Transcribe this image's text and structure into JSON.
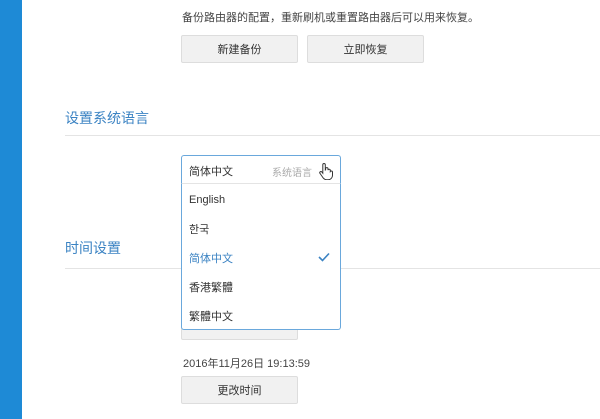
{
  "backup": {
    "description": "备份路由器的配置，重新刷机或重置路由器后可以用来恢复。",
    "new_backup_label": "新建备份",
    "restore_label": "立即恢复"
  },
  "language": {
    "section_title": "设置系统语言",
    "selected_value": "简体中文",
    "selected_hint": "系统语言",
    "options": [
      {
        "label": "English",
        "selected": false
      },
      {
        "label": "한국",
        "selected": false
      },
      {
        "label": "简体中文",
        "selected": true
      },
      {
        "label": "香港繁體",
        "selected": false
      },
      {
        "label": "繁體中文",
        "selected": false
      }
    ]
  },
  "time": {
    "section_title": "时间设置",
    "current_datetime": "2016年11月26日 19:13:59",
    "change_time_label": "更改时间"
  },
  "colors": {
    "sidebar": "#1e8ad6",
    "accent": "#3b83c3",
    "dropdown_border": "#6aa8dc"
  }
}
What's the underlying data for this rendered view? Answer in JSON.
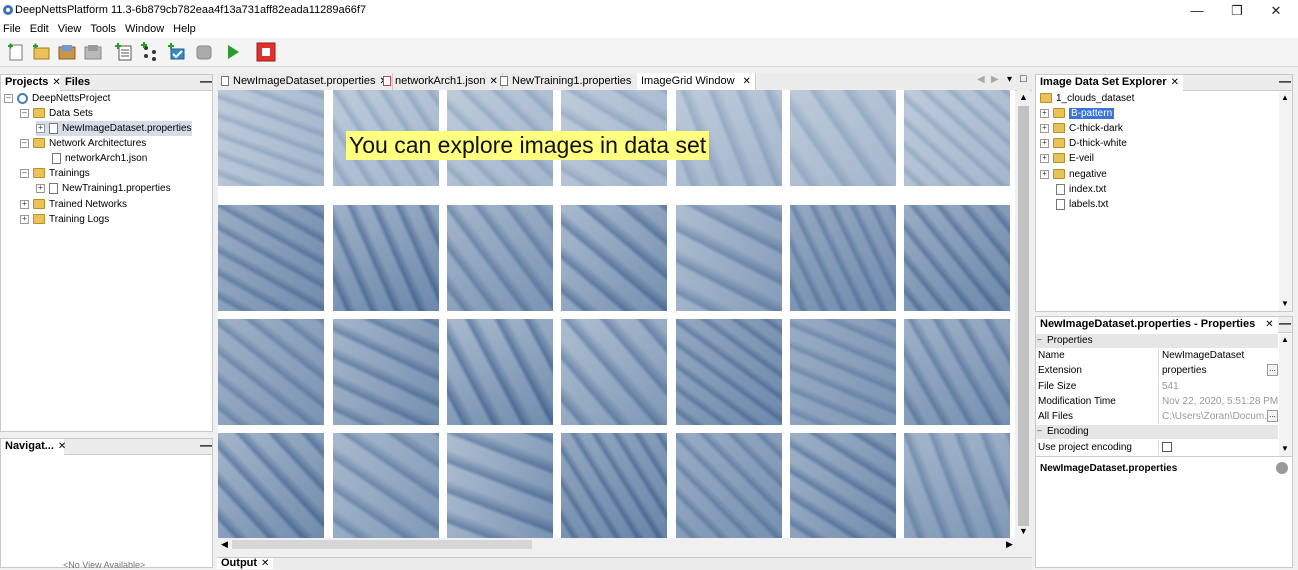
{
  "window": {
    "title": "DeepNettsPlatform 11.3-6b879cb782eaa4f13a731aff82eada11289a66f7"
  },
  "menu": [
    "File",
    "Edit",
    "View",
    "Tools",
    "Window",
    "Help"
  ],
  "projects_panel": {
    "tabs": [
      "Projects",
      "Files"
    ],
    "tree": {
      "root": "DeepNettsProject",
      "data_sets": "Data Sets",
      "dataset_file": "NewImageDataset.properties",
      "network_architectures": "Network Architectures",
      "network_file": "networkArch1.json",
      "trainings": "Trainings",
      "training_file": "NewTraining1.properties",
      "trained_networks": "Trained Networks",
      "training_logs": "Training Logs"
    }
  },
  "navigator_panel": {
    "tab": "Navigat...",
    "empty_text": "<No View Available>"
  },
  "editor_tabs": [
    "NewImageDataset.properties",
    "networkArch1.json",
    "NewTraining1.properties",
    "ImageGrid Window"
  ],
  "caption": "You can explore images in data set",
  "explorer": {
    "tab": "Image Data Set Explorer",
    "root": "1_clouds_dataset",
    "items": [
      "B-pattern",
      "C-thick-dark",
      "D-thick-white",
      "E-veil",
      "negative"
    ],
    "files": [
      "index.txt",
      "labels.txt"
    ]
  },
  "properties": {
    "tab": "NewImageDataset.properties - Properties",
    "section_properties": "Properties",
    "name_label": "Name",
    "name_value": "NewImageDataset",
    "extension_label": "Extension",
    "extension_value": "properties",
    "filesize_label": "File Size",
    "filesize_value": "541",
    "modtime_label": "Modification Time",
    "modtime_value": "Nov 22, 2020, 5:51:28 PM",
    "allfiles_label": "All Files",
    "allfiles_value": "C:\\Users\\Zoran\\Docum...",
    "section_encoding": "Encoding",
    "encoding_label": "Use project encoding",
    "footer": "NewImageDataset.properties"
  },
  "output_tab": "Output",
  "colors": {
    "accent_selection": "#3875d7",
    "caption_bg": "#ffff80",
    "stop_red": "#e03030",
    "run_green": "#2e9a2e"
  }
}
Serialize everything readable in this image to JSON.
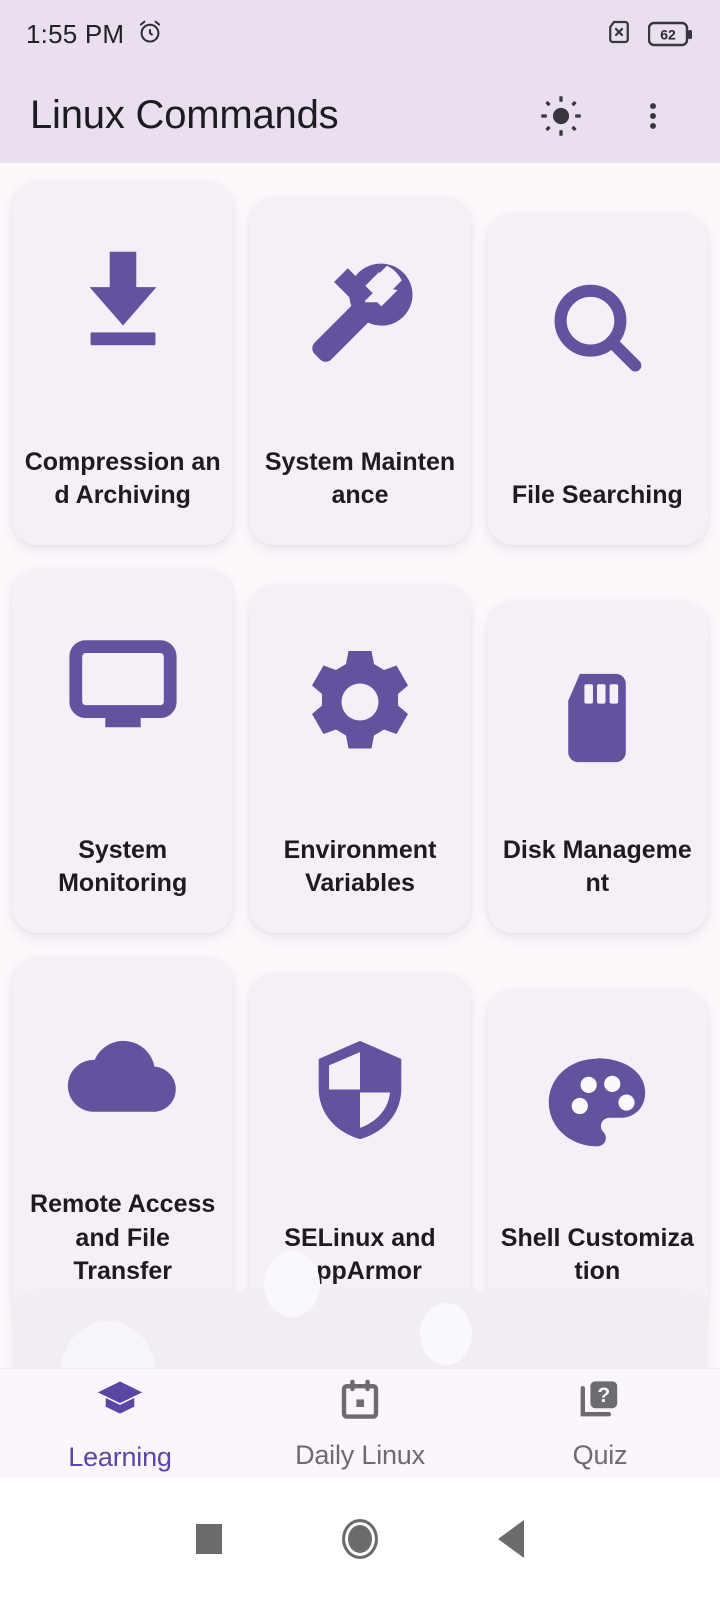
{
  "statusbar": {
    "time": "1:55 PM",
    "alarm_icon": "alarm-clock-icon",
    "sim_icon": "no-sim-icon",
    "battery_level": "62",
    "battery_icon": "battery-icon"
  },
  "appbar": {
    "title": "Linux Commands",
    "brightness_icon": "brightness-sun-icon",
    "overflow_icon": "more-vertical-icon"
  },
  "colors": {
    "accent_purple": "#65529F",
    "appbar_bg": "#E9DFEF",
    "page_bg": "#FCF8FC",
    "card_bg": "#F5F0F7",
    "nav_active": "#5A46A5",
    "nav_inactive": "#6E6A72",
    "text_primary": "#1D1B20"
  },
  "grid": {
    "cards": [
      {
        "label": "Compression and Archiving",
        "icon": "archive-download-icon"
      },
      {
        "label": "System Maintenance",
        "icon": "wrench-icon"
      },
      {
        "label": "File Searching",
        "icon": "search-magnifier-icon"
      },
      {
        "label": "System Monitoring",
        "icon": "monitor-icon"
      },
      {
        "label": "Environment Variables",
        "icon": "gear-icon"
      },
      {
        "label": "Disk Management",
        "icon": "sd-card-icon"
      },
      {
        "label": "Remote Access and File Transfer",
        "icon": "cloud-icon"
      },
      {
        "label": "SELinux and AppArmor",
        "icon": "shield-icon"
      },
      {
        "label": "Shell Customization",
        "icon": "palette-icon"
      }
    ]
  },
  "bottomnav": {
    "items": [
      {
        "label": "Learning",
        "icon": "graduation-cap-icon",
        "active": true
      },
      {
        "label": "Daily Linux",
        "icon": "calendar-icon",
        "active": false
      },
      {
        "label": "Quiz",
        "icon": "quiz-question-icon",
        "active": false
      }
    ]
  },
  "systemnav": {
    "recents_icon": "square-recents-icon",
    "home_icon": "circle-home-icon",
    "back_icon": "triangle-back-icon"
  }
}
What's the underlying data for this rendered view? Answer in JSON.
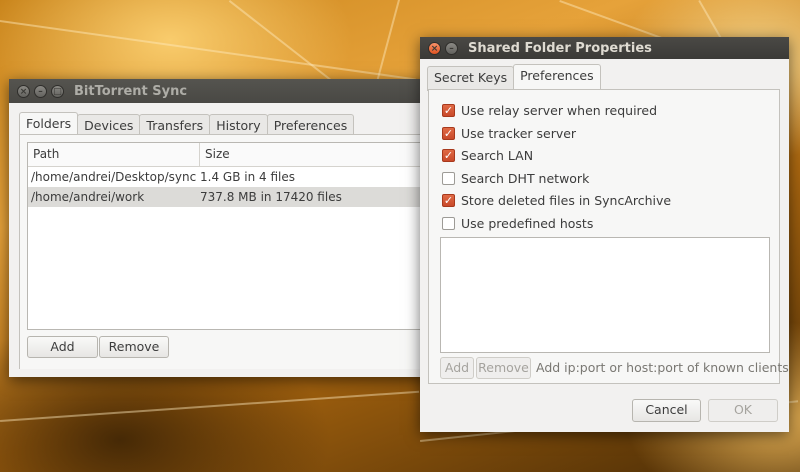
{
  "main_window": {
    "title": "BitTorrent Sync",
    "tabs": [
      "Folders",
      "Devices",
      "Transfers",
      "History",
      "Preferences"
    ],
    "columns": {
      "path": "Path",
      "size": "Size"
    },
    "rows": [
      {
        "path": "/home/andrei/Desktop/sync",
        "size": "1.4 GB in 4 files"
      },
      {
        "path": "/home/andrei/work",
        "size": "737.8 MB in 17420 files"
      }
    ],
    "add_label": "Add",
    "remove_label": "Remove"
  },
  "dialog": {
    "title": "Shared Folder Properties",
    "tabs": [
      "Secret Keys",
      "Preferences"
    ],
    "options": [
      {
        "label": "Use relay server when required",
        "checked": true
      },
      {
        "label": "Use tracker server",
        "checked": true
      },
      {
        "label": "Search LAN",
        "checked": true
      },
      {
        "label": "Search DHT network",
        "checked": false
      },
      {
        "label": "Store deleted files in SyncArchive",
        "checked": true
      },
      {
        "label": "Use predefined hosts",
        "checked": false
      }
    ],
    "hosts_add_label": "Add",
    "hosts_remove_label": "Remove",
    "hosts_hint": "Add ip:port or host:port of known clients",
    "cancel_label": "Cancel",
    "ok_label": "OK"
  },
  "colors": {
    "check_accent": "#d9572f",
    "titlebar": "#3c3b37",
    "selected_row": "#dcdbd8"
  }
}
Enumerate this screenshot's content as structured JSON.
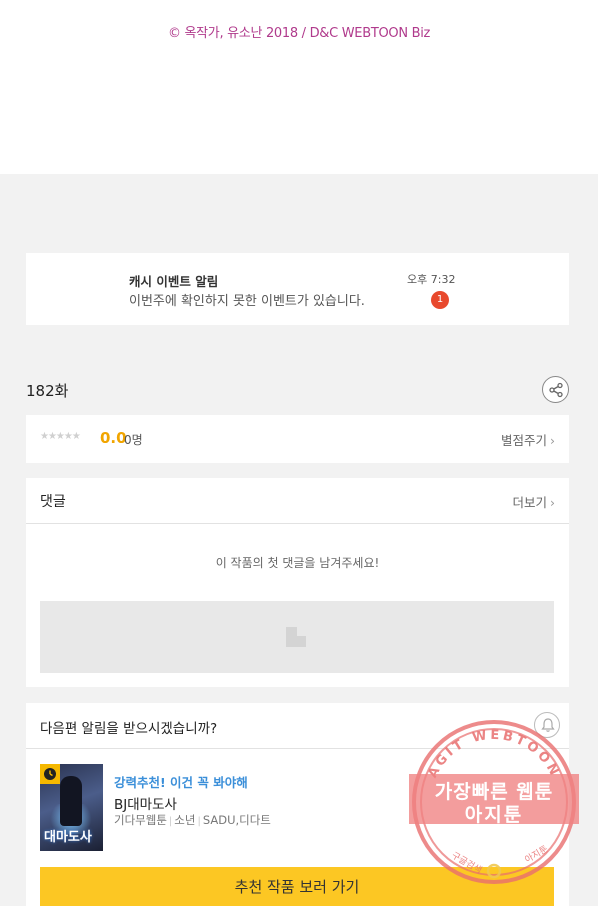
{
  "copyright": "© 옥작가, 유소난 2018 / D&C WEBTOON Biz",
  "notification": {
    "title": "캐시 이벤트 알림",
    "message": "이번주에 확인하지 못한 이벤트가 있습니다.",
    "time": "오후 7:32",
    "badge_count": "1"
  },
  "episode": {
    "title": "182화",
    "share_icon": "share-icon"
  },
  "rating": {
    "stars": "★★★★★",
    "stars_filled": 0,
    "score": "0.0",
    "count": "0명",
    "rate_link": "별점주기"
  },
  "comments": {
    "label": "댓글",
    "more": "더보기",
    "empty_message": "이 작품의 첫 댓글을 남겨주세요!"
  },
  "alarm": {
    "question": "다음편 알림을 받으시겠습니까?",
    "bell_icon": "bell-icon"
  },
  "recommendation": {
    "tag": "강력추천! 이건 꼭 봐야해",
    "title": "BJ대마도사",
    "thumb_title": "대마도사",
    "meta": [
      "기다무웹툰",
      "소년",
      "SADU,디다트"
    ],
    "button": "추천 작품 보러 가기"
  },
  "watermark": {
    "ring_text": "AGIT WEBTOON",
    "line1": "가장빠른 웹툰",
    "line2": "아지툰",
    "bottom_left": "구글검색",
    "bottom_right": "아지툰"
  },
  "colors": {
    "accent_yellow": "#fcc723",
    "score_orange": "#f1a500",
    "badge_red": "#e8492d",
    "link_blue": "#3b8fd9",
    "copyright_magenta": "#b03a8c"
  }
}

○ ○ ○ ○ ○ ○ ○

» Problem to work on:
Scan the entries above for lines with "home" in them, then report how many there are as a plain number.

» Output of the task:
3